Happy 65th Birthday to the LP Vinyl Record [PHOTOS]
If the 33&1/3 rpm vinyl record was presented a birthday cake, it would have 65 candles!
The long play record (LP) was developed by CBS Laboratories, and introduced to the world by CBS' Goddard Lieberson on June 20th, 1948.
Since the beginning of the phonograph, most records (10-inch, 78-rpm discs used since the 1890's) played for about two or three minutes. Occasionally, record companies issued 12-inch records, which had a bit more capacity (song-playing time).
And, as "luck" would have it, CBS and competitor RCA, were both working to improve the record, by the mid-1940's!
RCA's concept stuck to the long-standing notion that a record should not have to hold more than one song.
RCA reduced speed to 45-rpm, and used a finer groove in the effort to develop a smaller disc than the 78-rpm standard. RCA also used a new plastic material, called vinylite, which resulted in the needle picking up less surface noise and hiss.
World War II interrupted research and development, but the new 45-rpm disc and its player were introduced at the end of 1947.
At the same time:
CBS research director Peter Goldmark, and other engineers were developing the 12-inch, 33&1/3-rpm, long playing record (LP)
It was also made of vinyl plastic, and had very fine grooves.
The concept behind CBS's LP was different from RCA's offering: with its slower speed and larger diameter, the "Long Playing" record was originally designed to showcase classical music, which often ran for 20 minutes or more without a break.
So, after June 20, 1948, consumers had two "new and improved" types of records: One standard emphasized single songs, the other suited for multiple songs, or long-playing single programs. However, each used different, non-compatible playback equipment.

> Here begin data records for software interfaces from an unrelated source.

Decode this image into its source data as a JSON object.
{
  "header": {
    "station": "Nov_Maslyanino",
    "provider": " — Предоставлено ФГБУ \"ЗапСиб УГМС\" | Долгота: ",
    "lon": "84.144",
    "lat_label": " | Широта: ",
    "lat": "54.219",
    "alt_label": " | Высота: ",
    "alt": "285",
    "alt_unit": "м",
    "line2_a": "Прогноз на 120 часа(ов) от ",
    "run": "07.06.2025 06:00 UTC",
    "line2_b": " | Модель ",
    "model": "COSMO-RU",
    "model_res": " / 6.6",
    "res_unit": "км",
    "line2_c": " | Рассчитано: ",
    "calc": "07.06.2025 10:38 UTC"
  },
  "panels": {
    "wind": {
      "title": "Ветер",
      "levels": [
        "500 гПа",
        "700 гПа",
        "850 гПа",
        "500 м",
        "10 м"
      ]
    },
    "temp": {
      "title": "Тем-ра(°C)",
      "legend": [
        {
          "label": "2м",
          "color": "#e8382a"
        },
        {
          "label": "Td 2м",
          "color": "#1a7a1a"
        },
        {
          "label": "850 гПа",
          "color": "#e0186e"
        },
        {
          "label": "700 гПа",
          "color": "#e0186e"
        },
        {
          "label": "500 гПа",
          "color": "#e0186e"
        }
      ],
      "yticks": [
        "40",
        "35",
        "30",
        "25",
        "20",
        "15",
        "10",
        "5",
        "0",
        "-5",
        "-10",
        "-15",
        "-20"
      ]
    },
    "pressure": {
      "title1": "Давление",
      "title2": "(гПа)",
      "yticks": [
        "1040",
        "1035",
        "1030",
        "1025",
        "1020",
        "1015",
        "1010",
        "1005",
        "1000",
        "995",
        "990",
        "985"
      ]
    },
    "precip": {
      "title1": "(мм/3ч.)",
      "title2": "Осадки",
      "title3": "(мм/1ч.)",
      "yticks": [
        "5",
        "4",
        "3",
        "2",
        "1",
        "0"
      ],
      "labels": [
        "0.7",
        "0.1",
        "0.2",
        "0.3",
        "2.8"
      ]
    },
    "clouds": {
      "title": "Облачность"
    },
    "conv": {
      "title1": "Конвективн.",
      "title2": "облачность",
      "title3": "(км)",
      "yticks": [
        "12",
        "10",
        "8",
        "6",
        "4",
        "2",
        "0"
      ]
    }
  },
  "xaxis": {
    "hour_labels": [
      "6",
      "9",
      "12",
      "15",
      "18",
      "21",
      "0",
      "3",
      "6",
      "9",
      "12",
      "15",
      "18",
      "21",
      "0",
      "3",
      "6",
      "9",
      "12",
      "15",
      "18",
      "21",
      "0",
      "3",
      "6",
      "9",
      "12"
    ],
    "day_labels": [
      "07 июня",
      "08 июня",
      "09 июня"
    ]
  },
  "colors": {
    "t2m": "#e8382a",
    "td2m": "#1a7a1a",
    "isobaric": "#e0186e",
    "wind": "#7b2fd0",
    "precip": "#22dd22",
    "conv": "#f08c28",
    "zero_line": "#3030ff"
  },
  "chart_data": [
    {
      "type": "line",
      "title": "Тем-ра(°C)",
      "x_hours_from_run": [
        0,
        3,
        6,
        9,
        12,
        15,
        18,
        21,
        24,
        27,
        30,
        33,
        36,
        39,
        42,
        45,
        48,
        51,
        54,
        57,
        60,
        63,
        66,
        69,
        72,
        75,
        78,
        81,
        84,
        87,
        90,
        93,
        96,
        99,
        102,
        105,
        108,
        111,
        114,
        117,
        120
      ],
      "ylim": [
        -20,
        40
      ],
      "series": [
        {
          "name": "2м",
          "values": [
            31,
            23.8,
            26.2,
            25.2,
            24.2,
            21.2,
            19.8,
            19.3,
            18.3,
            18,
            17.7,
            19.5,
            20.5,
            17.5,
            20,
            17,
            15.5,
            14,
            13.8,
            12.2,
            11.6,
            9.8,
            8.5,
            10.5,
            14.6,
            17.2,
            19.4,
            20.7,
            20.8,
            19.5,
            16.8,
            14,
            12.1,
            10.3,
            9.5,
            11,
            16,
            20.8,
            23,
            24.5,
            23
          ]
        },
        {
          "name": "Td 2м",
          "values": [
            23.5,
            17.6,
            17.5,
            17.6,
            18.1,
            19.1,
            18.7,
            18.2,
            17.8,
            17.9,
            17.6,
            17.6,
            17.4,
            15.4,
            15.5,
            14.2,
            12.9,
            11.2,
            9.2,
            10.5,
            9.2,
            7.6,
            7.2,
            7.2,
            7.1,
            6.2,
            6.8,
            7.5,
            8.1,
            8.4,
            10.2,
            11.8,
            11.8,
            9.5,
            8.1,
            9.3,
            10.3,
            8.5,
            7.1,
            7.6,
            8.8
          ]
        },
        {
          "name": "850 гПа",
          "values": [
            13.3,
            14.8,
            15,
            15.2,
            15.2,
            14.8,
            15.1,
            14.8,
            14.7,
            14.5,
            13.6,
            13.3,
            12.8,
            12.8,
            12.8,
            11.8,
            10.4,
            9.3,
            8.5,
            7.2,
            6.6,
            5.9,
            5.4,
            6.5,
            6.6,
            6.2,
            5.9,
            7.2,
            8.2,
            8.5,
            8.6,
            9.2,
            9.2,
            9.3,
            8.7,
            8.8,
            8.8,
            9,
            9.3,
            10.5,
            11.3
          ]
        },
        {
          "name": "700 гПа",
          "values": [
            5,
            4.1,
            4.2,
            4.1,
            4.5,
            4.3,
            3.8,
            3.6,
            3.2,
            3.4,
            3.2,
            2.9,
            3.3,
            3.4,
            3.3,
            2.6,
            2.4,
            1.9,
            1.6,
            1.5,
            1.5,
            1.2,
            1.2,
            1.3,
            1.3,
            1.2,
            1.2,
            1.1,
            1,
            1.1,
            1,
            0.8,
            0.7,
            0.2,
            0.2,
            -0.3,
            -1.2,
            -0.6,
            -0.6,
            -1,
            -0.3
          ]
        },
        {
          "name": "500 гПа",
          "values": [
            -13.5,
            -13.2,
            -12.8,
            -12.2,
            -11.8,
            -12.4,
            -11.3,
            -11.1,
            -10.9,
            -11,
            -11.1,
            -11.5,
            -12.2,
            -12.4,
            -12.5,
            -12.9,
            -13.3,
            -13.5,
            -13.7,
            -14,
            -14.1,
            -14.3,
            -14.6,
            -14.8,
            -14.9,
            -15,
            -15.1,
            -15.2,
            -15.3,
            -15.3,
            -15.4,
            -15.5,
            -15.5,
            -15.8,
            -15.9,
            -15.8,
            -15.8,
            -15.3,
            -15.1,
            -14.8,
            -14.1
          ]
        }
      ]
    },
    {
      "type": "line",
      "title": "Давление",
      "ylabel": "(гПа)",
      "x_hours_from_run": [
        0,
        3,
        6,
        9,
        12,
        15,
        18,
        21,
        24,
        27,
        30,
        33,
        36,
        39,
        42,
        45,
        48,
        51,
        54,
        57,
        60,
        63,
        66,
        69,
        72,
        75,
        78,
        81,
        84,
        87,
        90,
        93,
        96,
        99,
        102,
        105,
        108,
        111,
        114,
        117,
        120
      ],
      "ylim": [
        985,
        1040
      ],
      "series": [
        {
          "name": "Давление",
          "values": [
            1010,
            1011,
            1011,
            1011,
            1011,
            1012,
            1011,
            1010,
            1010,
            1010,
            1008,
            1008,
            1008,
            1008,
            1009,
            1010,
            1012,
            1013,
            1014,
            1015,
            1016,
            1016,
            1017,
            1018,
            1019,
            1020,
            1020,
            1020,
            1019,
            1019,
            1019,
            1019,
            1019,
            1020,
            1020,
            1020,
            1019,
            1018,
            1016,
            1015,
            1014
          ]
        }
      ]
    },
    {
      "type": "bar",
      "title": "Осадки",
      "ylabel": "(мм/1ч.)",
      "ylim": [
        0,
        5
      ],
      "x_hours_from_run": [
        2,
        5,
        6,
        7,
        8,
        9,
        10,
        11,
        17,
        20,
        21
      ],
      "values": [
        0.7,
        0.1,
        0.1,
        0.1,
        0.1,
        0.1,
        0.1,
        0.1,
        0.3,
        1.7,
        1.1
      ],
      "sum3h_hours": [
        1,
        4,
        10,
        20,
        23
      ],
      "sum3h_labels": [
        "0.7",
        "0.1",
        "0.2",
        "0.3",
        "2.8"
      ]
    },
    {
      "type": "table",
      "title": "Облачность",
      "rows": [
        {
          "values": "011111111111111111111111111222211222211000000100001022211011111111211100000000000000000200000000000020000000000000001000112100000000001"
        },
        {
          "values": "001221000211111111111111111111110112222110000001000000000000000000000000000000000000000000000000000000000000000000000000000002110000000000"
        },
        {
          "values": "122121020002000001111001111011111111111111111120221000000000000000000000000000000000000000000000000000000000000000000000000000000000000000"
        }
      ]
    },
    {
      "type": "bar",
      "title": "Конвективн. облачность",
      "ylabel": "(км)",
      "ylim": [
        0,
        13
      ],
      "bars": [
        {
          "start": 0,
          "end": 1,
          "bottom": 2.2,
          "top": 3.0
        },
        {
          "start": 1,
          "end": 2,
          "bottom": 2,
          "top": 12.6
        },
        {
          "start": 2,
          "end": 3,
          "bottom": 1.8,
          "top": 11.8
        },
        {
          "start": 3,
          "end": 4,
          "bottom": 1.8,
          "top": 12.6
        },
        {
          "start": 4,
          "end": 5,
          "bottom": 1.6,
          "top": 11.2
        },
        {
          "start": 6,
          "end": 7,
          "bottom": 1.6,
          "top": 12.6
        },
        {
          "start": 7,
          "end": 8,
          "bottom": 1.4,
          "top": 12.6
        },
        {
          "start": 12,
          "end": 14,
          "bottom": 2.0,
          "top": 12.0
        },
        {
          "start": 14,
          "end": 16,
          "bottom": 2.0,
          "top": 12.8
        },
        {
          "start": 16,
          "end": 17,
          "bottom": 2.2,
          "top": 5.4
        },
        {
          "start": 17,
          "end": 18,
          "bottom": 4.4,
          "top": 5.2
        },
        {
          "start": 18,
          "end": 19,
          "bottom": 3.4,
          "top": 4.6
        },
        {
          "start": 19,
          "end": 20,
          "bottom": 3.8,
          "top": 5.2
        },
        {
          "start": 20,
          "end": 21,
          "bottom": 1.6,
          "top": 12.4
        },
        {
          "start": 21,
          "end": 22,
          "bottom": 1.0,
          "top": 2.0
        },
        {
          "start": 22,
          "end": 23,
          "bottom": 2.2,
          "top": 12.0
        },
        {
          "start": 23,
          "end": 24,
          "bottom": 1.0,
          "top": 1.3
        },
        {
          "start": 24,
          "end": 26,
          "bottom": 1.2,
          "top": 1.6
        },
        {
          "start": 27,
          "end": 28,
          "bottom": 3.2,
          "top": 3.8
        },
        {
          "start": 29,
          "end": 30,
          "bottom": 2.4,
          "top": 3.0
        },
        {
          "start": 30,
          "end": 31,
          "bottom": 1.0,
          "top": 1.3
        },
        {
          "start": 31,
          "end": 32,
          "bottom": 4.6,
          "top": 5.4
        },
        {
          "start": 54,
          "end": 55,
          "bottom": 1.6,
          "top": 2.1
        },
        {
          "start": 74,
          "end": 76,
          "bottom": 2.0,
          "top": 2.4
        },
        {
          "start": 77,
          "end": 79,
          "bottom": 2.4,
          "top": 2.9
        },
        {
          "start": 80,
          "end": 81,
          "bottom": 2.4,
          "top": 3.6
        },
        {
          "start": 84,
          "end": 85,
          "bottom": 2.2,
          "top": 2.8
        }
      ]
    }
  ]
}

With the superior sound, and equipment compatibility, you would think that the old-fashioned 78-rpm record vanished QUICKLY...but NO! The major labels didn't totally phase out the 10-inch, 78-rpm disc until...1958!! AMAZING!
The growth of LP sales in the 1960's and 1970's transformed the record business, generating large profits, and the LP restored the industry to the prominence it had held in the early 1920's, before radio was introduced.
The birthday-celebrating vinyl LP was hurt by the introduction of the compact disc in the early 1980's...
...CD sales overtook vinyl, both the LP and the 45, by the late 1980's.
Most major label record companies stopped releasing vinyl in large amounts, by the early 1990's.
Happily, that's not the end of the story: LP's (and 45's) are still being produced!
Vinyl thrives in underground music scenes and niche collector markets, and is still commonly used by DJs for mixing purposes.
Within the last ten years, vinyl has experienced a minor resurgence in the mainstream, with some of today's top-40 artists issuing their records on vinyl formats, with a limited pressing run.
Happy 65th to the LP!
And, many more!